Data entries
*** Block opens ***
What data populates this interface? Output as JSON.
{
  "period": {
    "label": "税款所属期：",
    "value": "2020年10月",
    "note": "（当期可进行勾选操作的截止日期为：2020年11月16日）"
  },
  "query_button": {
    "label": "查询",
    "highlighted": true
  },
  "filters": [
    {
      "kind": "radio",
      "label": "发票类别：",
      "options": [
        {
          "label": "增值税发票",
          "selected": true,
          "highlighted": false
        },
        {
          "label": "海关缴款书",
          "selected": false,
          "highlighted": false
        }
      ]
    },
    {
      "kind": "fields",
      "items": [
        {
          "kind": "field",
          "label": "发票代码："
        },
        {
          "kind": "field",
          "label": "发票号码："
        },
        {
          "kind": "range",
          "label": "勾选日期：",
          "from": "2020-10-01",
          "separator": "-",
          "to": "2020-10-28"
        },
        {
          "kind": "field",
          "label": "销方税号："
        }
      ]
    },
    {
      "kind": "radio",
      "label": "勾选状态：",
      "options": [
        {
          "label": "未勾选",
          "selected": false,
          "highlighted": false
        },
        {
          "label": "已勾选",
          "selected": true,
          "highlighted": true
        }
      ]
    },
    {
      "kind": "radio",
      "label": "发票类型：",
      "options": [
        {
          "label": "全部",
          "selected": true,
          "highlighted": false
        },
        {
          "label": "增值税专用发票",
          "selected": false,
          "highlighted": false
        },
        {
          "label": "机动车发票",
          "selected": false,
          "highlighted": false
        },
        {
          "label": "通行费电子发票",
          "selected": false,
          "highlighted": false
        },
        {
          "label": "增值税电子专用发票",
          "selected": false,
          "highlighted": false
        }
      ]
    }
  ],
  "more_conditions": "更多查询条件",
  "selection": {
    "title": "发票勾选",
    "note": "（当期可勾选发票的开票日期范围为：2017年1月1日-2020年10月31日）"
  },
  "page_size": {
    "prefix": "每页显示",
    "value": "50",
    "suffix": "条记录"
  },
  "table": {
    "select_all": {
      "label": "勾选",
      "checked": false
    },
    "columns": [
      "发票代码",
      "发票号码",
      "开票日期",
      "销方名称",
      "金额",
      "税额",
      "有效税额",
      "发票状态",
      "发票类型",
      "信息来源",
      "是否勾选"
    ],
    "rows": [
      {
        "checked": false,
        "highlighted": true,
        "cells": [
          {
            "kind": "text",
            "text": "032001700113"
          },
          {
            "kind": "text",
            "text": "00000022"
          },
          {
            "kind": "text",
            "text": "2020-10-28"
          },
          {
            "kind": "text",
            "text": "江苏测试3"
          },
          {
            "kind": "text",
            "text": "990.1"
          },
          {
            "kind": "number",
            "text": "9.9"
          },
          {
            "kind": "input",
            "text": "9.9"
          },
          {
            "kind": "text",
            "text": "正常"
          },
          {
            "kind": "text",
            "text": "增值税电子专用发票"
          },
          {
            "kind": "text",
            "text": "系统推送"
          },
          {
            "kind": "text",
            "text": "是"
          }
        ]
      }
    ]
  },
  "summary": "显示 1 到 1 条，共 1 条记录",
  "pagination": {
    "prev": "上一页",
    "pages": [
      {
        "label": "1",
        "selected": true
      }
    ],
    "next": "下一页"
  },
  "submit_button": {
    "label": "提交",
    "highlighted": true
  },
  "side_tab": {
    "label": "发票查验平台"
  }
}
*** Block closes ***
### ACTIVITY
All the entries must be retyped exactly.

### WRITTEN REPLY
What data populates this interface? Output as JSON.
{
  "period": {
    "label": "税款所属期：",
    "value": "2020年10月",
    "note": "（当期可进行勾选操作的截止日期为：2020年11月16日）"
  },
  "query_button": {
    "label": "查询",
    "highlighted": true
  },
  "filters": [
    {
      "kind": "radio",
      "label": "发票类别：",
      "options": [
        {
          "label": "增值税发票",
          "selected": true,
          "highlighted": false
        },
        {
          "label": "海关缴款书",
          "selected": false,
          "highlighted": false
        }
      ]
    },
    {
      "kind": "fields",
      "items": [
        {
          "kind": "field",
          "label": "发票代码："
        },
        {
          "kind": "field",
          "label": "发票号码："
        },
        {
          "kind": "range",
          "label": "勾选日期：",
          "from": "2020-10-01",
          "separator": "-",
          "to": "2020-10-28"
        },
        {
          "kind": "field",
          "label": "销方税号："
        }
      ]
    },
    {
      "kind": "radio",
      "label": "勾选状态：",
      "options": [
        {
          "label": "未勾选",
          "selected": false,
          "highlighted": false
        },
        {
          "label": "已勾选",
          "selected": true,
          "highlighted": true
        }
      ]
    },
    {
      "kind": "radio",
      "label": "发票类型：",
      "options": [
        {
          "label": "全部",
          "selected": true,
          "highlighted": false
        },
        {
          "label": "增值税专用发票",
          "selected": false,
          "highlighted": false
        },
        {
          "label": "机动车发票",
          "selected": false,
          "highlighted": false
        },
        {
          "label": "通行费电子发票",
          "selected": false,
          "highlighted": false
        },
        {
          "label": "增值税电子专用发票",
          "selected": false,
          "highlighted": false
        }
      ]
    }
  ],
  "more_conditions": "更多查询条件",
  "selection": {
    "title": "发票勾选",
    "note": "（当期可勾选发票的开票日期范围为：2017年1月1日-2020年10月31日）"
  },
  "page_size": {
    "prefix": "每页显示",
    "value": "50",
    "suffix": "条记录"
  },
  "table": {
    "select_all": {
      "label": "勾选",
      "checked": false
    },
    "columns": [
      "发票代码",
      "发票号码",
      "开票日期",
      "销方名称",
      "金额",
      "税额",
      "有效税额",
      "发票状态",
      "发票类型",
      "信息来源",
      "是否勾选"
    ],
    "rows": [
      {
        "checked": false,
        "highlighted": true,
        "cells": [
          {
            "kind": "text",
            "text": "032001700113"
          },
          {
            "kind": "text",
            "text": "00000022"
          },
          {
            "kind": "text",
            "text": "2020-10-28"
          },
          {
            "kind": "text",
            "text": "江苏测试3"
          },
          {
            "kind": "text",
            "text": "990.1"
          },
          {
            "kind": "number",
            "text": "9.9"
          },
          {
            "kind": "input",
            "text": "9.9"
          },
          {
            "kind": "text",
            "text": "正常"
          },
          {
            "kind": "text",
            "text": "增值税电子专用发票"
          },
          {
            "kind": "text",
            "text": "系统推送"
          },
          {
            "kind": "text",
            "text": "是"
          }
        ]
      }
    ]
  },
  "summary": "显示 1 到 1 条，共 1 条记录",
  "pagination": {
    "prev": "上一页",
    "pages": [
      {
        "label": "1",
        "selected": true
      }
    ],
    "next": "下一页"
  },
  "submit_button": {
    "label": "提交",
    "highlighted": true
  },
  "side_tab": {
    "label": "发票查验平台"
  }
}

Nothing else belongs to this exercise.